Elsewhere, the inventive material palette draws strongly on natural finishes, incorporating ash stained in various shades, walnut and terrazzo. Designing around a building with extensive wear and tear, wherever possible, Note and TOG agreed to retain the existing materials from the original design.
When this was not possible, materials that would be reusable in future (including steel, glass and ceramics) were selected. Where plastics were required, the team employed the 100% recyclable Tarkett IQ range of wall and floor coverings. Remarkably, they were able to salvage the building’s existing parquet floors in their entirety, lifting, renovating and replacing every last block. Other sustainability-led initiatives include the addition of a bank of solar panels and a green biodiverse roof.

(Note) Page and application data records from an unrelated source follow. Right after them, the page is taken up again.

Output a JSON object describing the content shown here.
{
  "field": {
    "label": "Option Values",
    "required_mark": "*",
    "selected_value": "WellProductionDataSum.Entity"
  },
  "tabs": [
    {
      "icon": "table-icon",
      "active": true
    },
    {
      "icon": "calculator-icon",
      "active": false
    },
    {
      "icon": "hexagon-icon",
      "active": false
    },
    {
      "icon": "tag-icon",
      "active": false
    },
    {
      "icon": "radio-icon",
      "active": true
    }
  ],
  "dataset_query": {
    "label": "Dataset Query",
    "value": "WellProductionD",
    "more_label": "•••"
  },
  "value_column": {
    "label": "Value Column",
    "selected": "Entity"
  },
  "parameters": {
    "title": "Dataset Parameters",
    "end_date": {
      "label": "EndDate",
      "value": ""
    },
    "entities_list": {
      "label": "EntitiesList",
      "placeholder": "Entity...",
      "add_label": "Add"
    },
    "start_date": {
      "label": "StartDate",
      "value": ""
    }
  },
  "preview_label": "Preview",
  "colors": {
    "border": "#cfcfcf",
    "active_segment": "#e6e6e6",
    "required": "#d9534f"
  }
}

In keeping with its ‘gentle punch’ and ‘breaking the grid’ concepts, Note has ensured there is a striking contrast between the exterior and interior. Outside, the building’s facade is repetitive and grid-like; inside is an altogether richer, more fluid and less predictable experience – beginning at the moment of entry, when you’re confronted with a wide reception desk in a head-turning blue ALPI Sottsass veneer.
It is a contrast not a clash – certain features of the façade, such as its iron detailing, acted as jumping-off points for the design of the interior, and the colour of the bricks was the springboard for developing the colour palette.
Alongside the expected features of a modern workplace – gym, roof terrace and 20 meeting rooms (including 10 informal, collaborative spaces and a traditional boardroom) – Douglas House also includes a number of more innovative additions, including a ‘recharge room' for breakout moments during the working day, a plant- filled ‘oxygen room’ on the top floor in which to recharge and reconnect with nature, a flexible workspace with a café, and a dedicated room for nursing mothers.